A debate over a controversial abortion-related amendment passed the House 93-52 during Thursday’s budget debate. The added measure means $20 million will be taken from the state’s environmental agency to be funneled to an “Alternative to Abortion” program that counsels low-income, pregnant women. Republicans argued the Texas Commission on Environmental Quality had received extra funding it wouldn’t miss.
House Democrats unsuccessfully tried to take dollars earmarked for the state’s $800 million border security operation and put it toward other programs they say are underfunded. The state’s budget shortfall has left lawmakers proposing cuts to colleges and Medicaid, but Republicans have largely untouched the costly operation for hundreds of state troopers on the Texas-Mexico border.

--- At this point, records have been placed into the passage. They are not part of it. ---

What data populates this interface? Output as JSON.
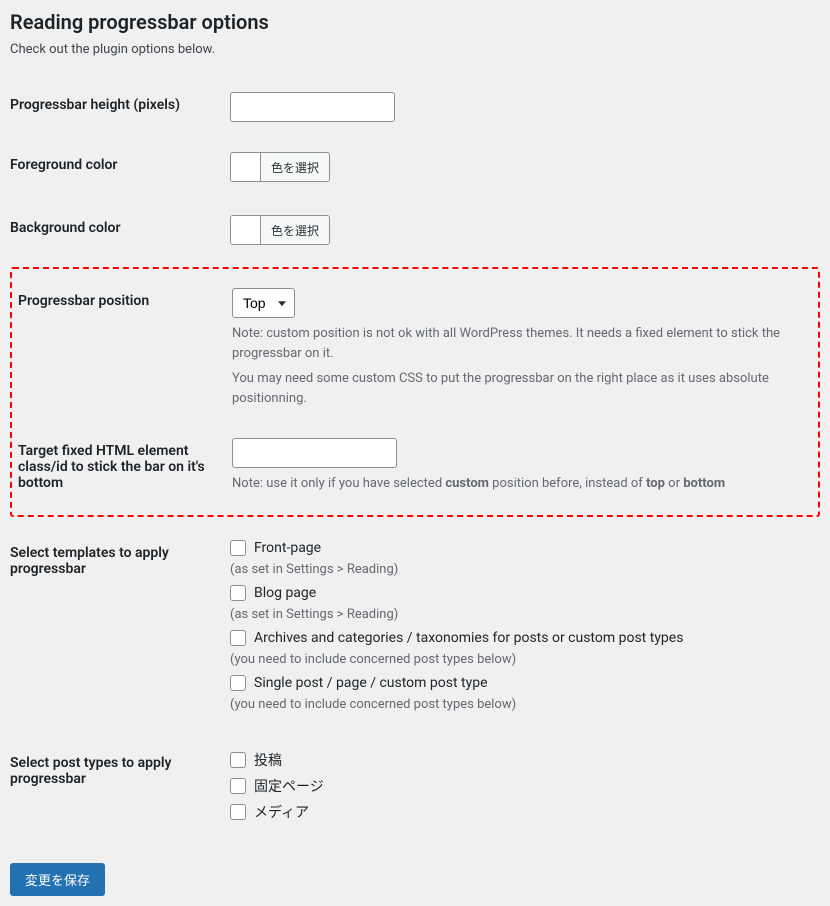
{
  "title": "Reading progressbar options",
  "subtitle": "Check out the plugin options below.",
  "fields": {
    "height": {
      "label": "Progressbar height (pixels)",
      "value": ""
    },
    "foreground": {
      "label": "Foreground color",
      "button": "色を選択"
    },
    "background": {
      "label": "Background color",
      "button": "色を選択"
    },
    "position": {
      "label": "Progressbar position",
      "selected": "Top",
      "note1": "Note: custom position is not ok with all WordPress themes. It needs a fixed element to stick the progressbar on it.",
      "note2": "You may need some custom CSS to put the progressbar on the right place as it uses absolute positionning."
    },
    "target": {
      "label": "Target fixed HTML element class/id to stick the bar on it's bottom",
      "value": "",
      "note_pre": "Note: use it only if you have selected ",
      "note_custom": "custom",
      "note_mid": " position before, instead of ",
      "note_top": "top",
      "note_or": " or ",
      "note_bottom": "bottom"
    },
    "templates": {
      "label": "Select templates to apply progressbar",
      "items": [
        {
          "label": "Front-page",
          "note": "(as set in Settings > Reading)"
        },
        {
          "label": "Blog page",
          "note": "(as set in Settings > Reading)"
        },
        {
          "label": "Archives and categories / taxonomies for posts or custom post types",
          "note": "(you need to include concerned post types below)"
        },
        {
          "label": "Single post / page / custom post type",
          "note": "(you need to include concerned post types below)"
        }
      ]
    },
    "posttypes": {
      "label": "Select post types to apply progressbar",
      "items": [
        {
          "label": "投稿"
        },
        {
          "label": "固定ページ"
        },
        {
          "label": "メディア"
        }
      ]
    }
  },
  "submit": "変更を保存"
}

At the beginning of the session, many Republican lawmakers said they would consider pulling back that funding if President Donald Trump made good on his promise to secure the border. But without consistent action, state lawmakers say they will continue to keep state operations in place.
A prolonged oil slump and decisions made last session have left lawmakers with less money to spend in the new budget.
(the AP contributed to this update)
House lawmakers have voted to restore some funding to a Medicaid program providing therapy for disabled children. Last session, lawmakers cut $350 million from the program, sparking outrage among parents whose children receive the services.
Thursday, House members got the extra funding by taking $43 million from the controversial Texas Enterprise Fund. That’s overseen by the governor and used to attract job-creating firms to the state. The approved amendment would divide the fund’s money between Child Protective Services and foster care funding and the therapy program for disabled children. The funding could still be removed as lawmakers continue to hash out the budget between both chambers.
But the move to strip the money from the Enterprise Fund ignited a clash in the chamber. Tea party members, who have also been against the Enterprise Fund, were critical of the way the amendment was passed. It was done so without a roll call vote
Rep. Jonathan Stickland, R-Bedford, took to the microphone to criticize the body over what he called deceptive parliamentary maneuvers. He said lawmakers were using “sneaky” moves to avoid difficult votes.
“The people back home…have a right and an expectation to know where every single one of us stand on every single issue,” Rep. Stickland said.
Texas House lawmakers have begun what’s historically been a marathon budget debate that lasts into the wee hours of the next morning. The budget bill is the only piece of legislation lawmakers must pass each session. The Senate unanimously approved its version last month. House members are now taking up a $218 billion, two-year budget.
One key issue in Thursday’s debate is whether to tap the state’s rainy day fund. Lawmakers have less money this session, so the House budget uses $2.5 billion from the more than $10 billion reserve. Chief House budget writer, Chairman John Zerwas R-Richmond, has said he’s confident he has the vote of two-thirds of legislators needed to tap into the fund.
More than 400 amendments have been filed to try to tweak the budget. Several have already stirred controversy during Thursday’s debate.
The House overwhelmingly voted to ban the state from spending money on so-called “school choice” programs that allow public money to be spent on private school tuition. While it’s been a top priority of Lt. Governor Dan Patrick, the House has been less enthusiastic. The 103-44 vote Thursday was significant because it showed where the lower chamber stands on the likelihood of the state adopting a voucher system.
Other amendments being debated include several targeting the transgender community, border wall funding and even a state travel ban to California.
*This post will be updated throughout the day.
Tune to Capital Tonight at 7pm for the latest on the budget debate, plus analysis from Democrat Harold Cook and Republican Ted Delisi and former lawmaker Sherri Greenberg.
Posted by Karina Kling